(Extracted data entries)
BEGIN

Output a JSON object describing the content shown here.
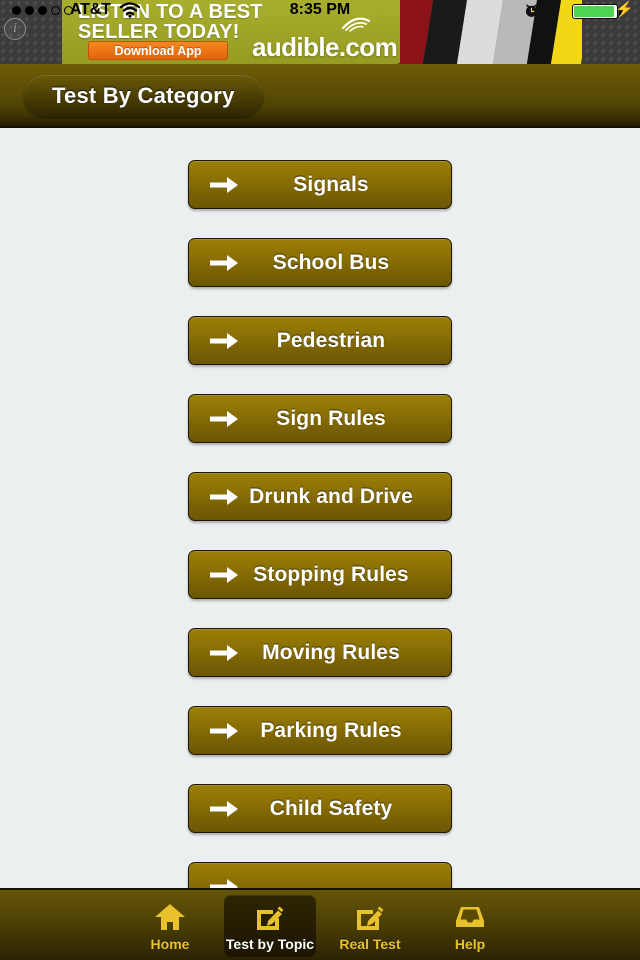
{
  "status_bar": {
    "signal_dots_filled": 3,
    "signal_dots_total": 5,
    "carrier": "AT&T",
    "wifi_icon": "wifi-icon",
    "time": "8:35 PM",
    "alarm_icon": "alarm-clock-icon",
    "bluetooth_icon": "bluetooth-icon",
    "battery_icon": "battery-icon",
    "battery_charging_icon": "charging-bolt-icon",
    "battery_color": "#4cd551"
  },
  "ad": {
    "info_badge": "i",
    "headline_line1": "LISTEN TO A BEST",
    "headline_line2": "SELLER TODAY!",
    "cta_label": "Download App",
    "brand": "audible.com",
    "logo_icon": "audible-logo-icon",
    "background_color": "#a2a829",
    "cta_color": "#e2620d"
  },
  "nav": {
    "title": "Test By Category"
  },
  "categories": [
    {
      "label": "Signals",
      "icon": "arrow-right-icon"
    },
    {
      "label": "School Bus",
      "icon": "arrow-right-icon"
    },
    {
      "label": "Pedestrian",
      "icon": "arrow-right-icon"
    },
    {
      "label": "Sign Rules",
      "icon": "arrow-right-icon"
    },
    {
      "label": "Drunk and Drive",
      "icon": "arrow-right-icon"
    },
    {
      "label": "Stopping Rules",
      "icon": "arrow-right-icon"
    },
    {
      "label": "Moving Rules",
      "icon": "arrow-right-icon"
    },
    {
      "label": "Parking Rules",
      "icon": "arrow-right-icon"
    },
    {
      "label": "Child Safety",
      "icon": "arrow-right-icon"
    },
    {
      "label": "",
      "icon": "arrow-right-icon"
    }
  ],
  "tabs": [
    {
      "label": "Home",
      "icon": "home-icon",
      "selected": false
    },
    {
      "label": "Test by Topic",
      "icon": "compose-icon",
      "selected": true
    },
    {
      "label": "Real Test",
      "icon": "compose-icon",
      "selected": false
    },
    {
      "label": "Help",
      "icon": "inbox-icon",
      "selected": false
    }
  ],
  "theme": {
    "button_gold_top": "#9c7f06",
    "button_gold_bottom": "#6b5604",
    "chrome_olive": "#665506",
    "content_background": "#eceff0",
    "tab_accent": "#e8c22c"
  }
}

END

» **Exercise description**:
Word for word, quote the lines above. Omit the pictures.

» **Response box**:
Output a JSON object describing the content shown here.
{
  "status_bar": {
    "signal_dots_filled": 3,
    "signal_dots_total": 5,
    "carrier": "AT&T",
    "wifi_icon": "wifi-icon",
    "time": "8:35 PM",
    "alarm_icon": "alarm-clock-icon",
    "bluetooth_icon": "bluetooth-icon",
    "battery_icon": "battery-icon",
    "battery_charging_icon": "charging-bolt-icon",
    "battery_color": "#4cd551"
  },
  "ad": {
    "info_badge": "i",
    "headline_line1": "LISTEN TO A BEST",
    "headline_line2": "SELLER TODAY!",
    "cta_label": "Download App",
    "brand": "audible.com",
    "logo_icon": "audible-logo-icon",
    "background_color": "#a2a829",
    "cta_color": "#e2620d"
  },
  "nav": {
    "title": "Test By Category"
  },
  "categories": [
    {
      "label": "Signals",
      "icon": "arrow-right-icon"
    },
    {
      "label": "School Bus",
      "icon": "arrow-right-icon"
    },
    {
      "label": "Pedestrian",
      "icon": "arrow-right-icon"
    },
    {
      "label": "Sign Rules",
      "icon": "arrow-right-icon"
    },
    {
      "label": "Drunk and Drive",
      "icon": "arrow-right-icon"
    },
    {
      "label": "Stopping Rules",
      "icon": "arrow-right-icon"
    },
    {
      "label": "Moving Rules",
      "icon": "arrow-right-icon"
    },
    {
      "label": "Parking Rules",
      "icon": "arrow-right-icon"
    },
    {
      "label": "Child Safety",
      "icon": "arrow-right-icon"
    },
    {
      "label": "",
      "icon": "arrow-right-icon"
    }
  ],
  "tabs": [
    {
      "label": "Home",
      "icon": "home-icon",
      "selected": false
    },
    {
      "label": "Test by Topic",
      "icon": "compose-icon",
      "selected": true
    },
    {
      "label": "Real Test",
      "icon": "compose-icon",
      "selected": false
    },
    {
      "label": "Help",
      "icon": "inbox-icon",
      "selected": false
    }
  ],
  "theme": {
    "button_gold_top": "#9c7f06",
    "button_gold_bottom": "#6b5604",
    "chrome_olive": "#665506",
    "content_background": "#eceff0",
    "tab_accent": "#e8c22c"
  }
}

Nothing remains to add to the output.